■ **Brief**:
Copy the records below exactly, omitting any pictures they contain.

---------- Dataset

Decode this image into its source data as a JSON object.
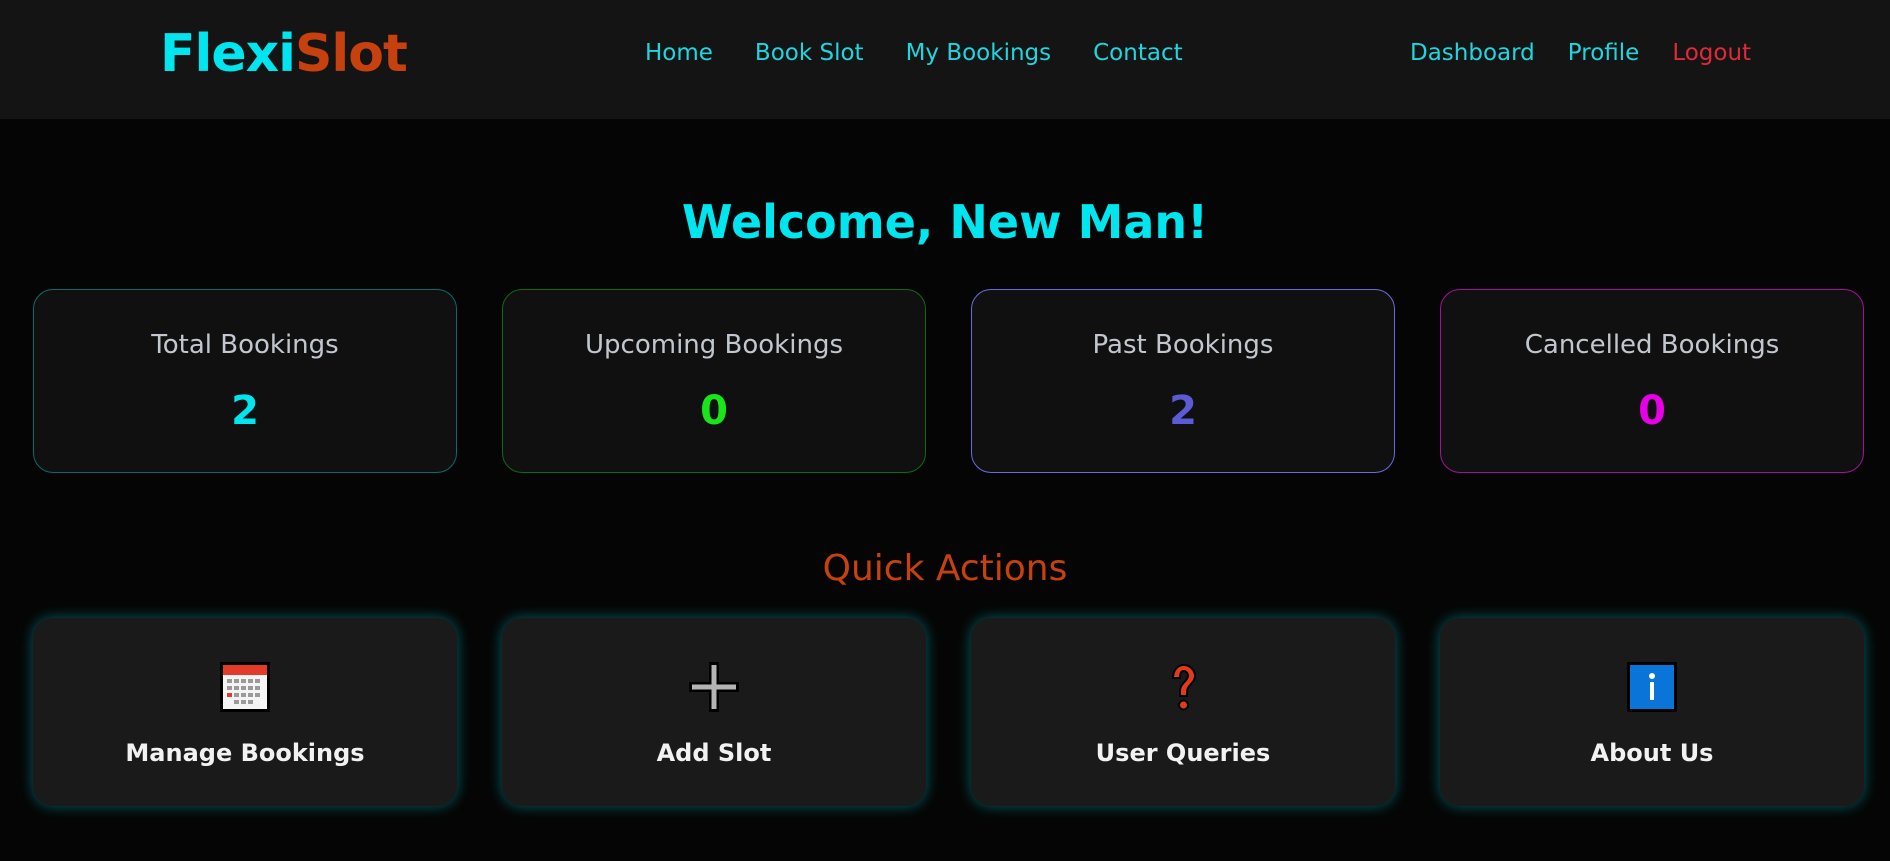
{
  "brand": {
    "part1": "Flexi",
    "part2": "Slot"
  },
  "nav": {
    "center": [
      "Home",
      "Book Slot",
      "My Bookings",
      "Contact"
    ],
    "right": [
      "Dashboard",
      "Profile",
      "Logout"
    ]
  },
  "welcome": "Welcome, New Man!",
  "stats": [
    {
      "label": "Total Bookings",
      "value": "2",
      "color": "#00e5ee",
      "border": "#0a6b6b"
    },
    {
      "label": "Upcoming Bookings",
      "value": "0",
      "color": "#19e619",
      "border": "#0f6a12"
    },
    {
      "label": "Past Bookings",
      "value": "2",
      "color": "#5b5bd6",
      "border": "#6b6be0"
    },
    {
      "label": "Cancelled Bookings",
      "value": "0",
      "color": "#e600e6",
      "border": "#a3109e"
    }
  ],
  "quick_actions": {
    "title": "Quick Actions",
    "items": [
      {
        "label": "Manage Bookings",
        "icon": "calendar-icon"
      },
      {
        "label": "Add Slot",
        "icon": "plus-icon"
      },
      {
        "label": "User Queries",
        "icon": "question-icon"
      },
      {
        "label": "About Us",
        "icon": "info-icon"
      }
    ]
  },
  "colors": {
    "accent": "#00e5ee",
    "brand_secondary": "#c7410f",
    "logout": "#e0293a",
    "background": "#050505",
    "navbar": "#141414"
  }
}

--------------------

■ **Response for this exercise**:
Decode this image into its source data as a JSON object.
{
  "brand": {
    "part1": "Flexi",
    "part2": "Slot"
  },
  "nav": {
    "center": [
      "Home",
      "Book Slot",
      "My Bookings",
      "Contact"
    ],
    "right": [
      "Dashboard",
      "Profile",
      "Logout"
    ]
  },
  "welcome": "Welcome, New Man!",
  "stats": [
    {
      "label": "Total Bookings",
      "value": "2",
      "color": "#00e5ee",
      "border": "#0a6b6b"
    },
    {
      "label": "Upcoming Bookings",
      "value": "0",
      "color": "#19e619",
      "border": "#0f6a12"
    },
    {
      "label": "Past Bookings",
      "value": "2",
      "color": "#5b5bd6",
      "border": "#6b6be0"
    },
    {
      "label": "Cancelled Bookings",
      "value": "0",
      "color": "#e600e6",
      "border": "#a3109e"
    }
  ],
  "quick_actions": {
    "title": "Quick Actions",
    "items": [
      {
        "label": "Manage Bookings",
        "icon": "calendar-icon"
      },
      {
        "label": "Add Slot",
        "icon": "plus-icon"
      },
      {
        "label": "User Queries",
        "icon": "question-icon"
      },
      {
        "label": "About Us",
        "icon": "info-icon"
      }
    ]
  },
  "colors": {
    "accent": "#00e5ee",
    "brand_secondary": "#c7410f",
    "logout": "#e0293a",
    "background": "#050505",
    "navbar": "#141414"
  }
}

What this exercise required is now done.